To Dad, From Kelly
Life teased its cruel smile at me the moment I clutched To Dad, From Kelly in my hands for the first time. I stroked the matte cover. Sweat beads formed in my palms, the September air heavy. And hot. The smoothness of the cover pleased me, and I smiled at the figure of a Denver Broncos running back — my dad — facing back at me. The book trembled against my red, flushed cheek as I pressed it against my skin, and inhaled my words. My eyes closed and my breaths slowed. I inhaled, exhaled, opened my eyes, and squinted into the afternoon sun. I flipped the thin pages and wondered at the lifetime of emotion wrapped in 170 pages — the lifelong goal ignited by an ocean’s worth of cried grief.
I had wanted to write a book since before I left elementary school but never had the guts. My dad died in November 2010. In October 2014, I published my first book. The desperation I felt over Dad’s death finally gave me the courage to write honest stories.
Now, I want to share those stories.
My father, former University of Michigan All-American and Denver Broncos running back Rob Lytle, died of a heart attack on November 20, 2010, at age 56. To Dad, From Kelly reflects on the lessons I learned from him and the questions between us left unasked and unanswered when he died. Over the next two weeks, I will be sharing chapters from To Dad, From Kelly as a Father’s Day tribute.
I will show my love for my father and spill the anguish I felt over his death. I’ll reminisce about nights spent as a kid with Dad at his neighborhood bar mixing with adults, talking sports and talking life. I’ll laugh again at the taunt I received when I discovered pornography.
We’ll walk behind the scenes and experience life after football for a one-time everybody’s All-American. Dad reached the pinnacle of his sport as the first man to score a touchdown in the Rose Bowl and the Super Bowl, but his mangled hands, scarred legs, and pained steps bore the cost of his glory days for than any of his touchdowns or accolades.

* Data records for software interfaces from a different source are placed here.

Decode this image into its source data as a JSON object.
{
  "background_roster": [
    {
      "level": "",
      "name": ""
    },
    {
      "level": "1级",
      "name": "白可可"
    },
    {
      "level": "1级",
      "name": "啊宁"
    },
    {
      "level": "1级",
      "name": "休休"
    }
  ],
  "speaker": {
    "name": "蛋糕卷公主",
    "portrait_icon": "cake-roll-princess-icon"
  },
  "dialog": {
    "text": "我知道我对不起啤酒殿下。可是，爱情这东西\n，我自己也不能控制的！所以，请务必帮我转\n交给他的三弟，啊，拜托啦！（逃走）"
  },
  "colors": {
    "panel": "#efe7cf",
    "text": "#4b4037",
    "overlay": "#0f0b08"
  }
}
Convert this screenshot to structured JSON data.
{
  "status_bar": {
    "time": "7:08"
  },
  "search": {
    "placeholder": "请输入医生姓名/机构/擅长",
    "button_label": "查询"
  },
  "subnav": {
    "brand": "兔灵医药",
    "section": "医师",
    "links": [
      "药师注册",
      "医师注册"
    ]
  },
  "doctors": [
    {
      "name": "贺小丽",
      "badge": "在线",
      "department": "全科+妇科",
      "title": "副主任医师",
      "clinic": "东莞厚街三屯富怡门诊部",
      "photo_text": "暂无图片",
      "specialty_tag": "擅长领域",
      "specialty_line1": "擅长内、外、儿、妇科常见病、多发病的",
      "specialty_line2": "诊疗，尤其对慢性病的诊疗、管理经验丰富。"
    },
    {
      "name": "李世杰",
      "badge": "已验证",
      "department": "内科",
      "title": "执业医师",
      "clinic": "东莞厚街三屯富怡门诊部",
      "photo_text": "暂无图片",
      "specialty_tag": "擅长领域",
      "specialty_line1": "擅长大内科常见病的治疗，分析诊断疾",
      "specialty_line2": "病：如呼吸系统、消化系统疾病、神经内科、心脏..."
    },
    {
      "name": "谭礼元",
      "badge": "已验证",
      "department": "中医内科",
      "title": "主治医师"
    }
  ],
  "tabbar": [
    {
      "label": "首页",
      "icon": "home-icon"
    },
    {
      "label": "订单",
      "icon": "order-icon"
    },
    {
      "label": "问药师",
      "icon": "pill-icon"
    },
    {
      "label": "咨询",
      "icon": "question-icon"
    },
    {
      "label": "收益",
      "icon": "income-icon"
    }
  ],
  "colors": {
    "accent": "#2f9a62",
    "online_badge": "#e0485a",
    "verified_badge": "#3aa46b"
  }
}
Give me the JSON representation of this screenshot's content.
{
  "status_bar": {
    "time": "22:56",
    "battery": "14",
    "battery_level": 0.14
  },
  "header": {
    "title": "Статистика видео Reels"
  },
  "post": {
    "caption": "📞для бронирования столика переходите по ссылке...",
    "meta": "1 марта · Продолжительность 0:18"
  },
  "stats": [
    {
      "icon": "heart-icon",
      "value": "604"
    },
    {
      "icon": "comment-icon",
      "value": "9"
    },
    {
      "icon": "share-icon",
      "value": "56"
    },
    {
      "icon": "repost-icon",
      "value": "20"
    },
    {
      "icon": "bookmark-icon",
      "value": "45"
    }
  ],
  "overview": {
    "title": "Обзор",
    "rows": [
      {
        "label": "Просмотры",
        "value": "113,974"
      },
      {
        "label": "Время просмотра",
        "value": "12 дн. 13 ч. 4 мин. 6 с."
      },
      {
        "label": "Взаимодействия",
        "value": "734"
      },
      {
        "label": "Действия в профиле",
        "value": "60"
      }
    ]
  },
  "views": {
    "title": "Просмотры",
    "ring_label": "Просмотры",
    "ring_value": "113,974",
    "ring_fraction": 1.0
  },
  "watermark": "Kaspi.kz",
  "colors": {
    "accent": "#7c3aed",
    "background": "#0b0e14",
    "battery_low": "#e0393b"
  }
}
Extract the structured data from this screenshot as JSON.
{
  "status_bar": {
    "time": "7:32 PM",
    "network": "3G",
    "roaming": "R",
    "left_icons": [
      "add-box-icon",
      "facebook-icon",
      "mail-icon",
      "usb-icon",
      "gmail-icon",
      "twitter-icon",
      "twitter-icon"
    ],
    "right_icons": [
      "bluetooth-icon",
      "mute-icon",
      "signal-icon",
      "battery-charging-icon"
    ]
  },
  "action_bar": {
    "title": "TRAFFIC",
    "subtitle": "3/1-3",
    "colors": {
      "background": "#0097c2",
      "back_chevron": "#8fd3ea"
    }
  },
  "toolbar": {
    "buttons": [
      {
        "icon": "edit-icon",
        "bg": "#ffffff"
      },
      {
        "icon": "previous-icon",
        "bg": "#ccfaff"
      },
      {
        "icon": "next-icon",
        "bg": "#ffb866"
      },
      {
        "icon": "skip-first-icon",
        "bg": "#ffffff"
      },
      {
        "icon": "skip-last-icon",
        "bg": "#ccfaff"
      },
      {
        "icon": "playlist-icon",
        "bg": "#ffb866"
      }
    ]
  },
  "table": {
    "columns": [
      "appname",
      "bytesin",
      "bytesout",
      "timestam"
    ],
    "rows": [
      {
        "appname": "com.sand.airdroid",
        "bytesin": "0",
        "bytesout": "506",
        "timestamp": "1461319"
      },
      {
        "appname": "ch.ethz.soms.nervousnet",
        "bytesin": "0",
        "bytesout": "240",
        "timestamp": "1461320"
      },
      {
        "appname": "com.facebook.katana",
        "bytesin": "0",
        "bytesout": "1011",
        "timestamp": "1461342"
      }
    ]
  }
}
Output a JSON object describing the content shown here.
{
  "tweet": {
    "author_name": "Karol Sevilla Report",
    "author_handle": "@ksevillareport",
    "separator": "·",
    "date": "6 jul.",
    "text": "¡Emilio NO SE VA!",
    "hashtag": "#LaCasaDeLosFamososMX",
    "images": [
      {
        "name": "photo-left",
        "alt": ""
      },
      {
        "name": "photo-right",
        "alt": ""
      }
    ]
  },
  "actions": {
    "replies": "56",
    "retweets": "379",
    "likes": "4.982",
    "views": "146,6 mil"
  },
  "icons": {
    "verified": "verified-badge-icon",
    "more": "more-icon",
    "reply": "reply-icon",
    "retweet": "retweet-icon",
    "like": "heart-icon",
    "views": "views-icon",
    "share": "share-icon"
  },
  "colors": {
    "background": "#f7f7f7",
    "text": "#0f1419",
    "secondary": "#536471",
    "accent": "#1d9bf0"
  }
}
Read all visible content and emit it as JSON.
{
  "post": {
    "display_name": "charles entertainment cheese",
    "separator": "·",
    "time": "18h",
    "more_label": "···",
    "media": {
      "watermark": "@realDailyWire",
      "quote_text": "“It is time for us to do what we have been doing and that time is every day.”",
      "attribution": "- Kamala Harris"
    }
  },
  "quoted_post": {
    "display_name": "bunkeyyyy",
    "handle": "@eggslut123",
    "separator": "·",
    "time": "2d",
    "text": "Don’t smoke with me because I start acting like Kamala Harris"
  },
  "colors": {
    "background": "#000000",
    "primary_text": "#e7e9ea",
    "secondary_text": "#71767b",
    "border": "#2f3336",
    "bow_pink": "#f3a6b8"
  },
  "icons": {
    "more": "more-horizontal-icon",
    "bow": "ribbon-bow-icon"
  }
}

Dad loved football unconditionally and sacrificed himself to the game. Was this devotion worth the nearly 30 surgeries, functional addiction to painkillers, CTE-related brain deterioration, and death at 56? Stay tuned.
Dad shaped me through his humility, kindness, care, and sense of humor. He was my father, friend, mentor, and teacher, and he played these roles with a playful smile spread across his face.
As you read these stories, I hope that you laugh and cry, think, smile, and understand what Dad meant to me. More importantly, I hope these stories ignite a memory or fond reflection of a moment with your father or your son.